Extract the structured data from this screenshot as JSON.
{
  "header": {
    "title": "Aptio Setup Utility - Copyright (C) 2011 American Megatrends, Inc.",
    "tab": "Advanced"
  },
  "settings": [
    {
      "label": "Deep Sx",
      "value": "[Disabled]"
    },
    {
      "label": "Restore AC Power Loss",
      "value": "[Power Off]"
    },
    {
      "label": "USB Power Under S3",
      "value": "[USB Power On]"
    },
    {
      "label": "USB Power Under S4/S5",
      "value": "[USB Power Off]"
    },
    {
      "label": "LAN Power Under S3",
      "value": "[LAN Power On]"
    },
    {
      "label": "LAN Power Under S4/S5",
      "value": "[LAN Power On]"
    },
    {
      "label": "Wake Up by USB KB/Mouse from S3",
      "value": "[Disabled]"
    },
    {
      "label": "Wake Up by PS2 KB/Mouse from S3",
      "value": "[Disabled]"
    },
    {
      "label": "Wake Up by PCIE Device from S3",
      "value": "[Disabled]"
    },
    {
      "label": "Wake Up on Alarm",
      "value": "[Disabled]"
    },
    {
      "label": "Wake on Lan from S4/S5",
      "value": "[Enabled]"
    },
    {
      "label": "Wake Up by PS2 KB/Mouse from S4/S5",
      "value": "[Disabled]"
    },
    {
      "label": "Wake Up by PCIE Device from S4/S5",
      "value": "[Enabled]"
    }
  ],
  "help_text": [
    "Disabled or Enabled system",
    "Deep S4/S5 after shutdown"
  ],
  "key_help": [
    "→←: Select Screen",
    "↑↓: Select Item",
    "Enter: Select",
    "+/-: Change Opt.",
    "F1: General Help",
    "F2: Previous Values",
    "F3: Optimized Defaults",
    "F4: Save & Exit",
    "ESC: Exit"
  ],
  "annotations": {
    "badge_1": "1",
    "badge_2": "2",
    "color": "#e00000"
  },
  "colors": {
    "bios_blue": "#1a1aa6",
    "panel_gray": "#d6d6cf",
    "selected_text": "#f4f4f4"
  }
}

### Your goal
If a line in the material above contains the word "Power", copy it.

### Completed task
      "label": "Restore AC Power Loss",
      "value": "[Power Off]"
      "label": "USB Power Under S3",
      "value": "[USB Power On]"
      "label": "USB Power Under S4/S5",
      "value": "[USB Power Off]"
      "label": "LAN Power Under S3",
      "value": "[LAN Power On]"
      "label": "LAN Power Under S4/S5",
      "value": "[LAN Power On]"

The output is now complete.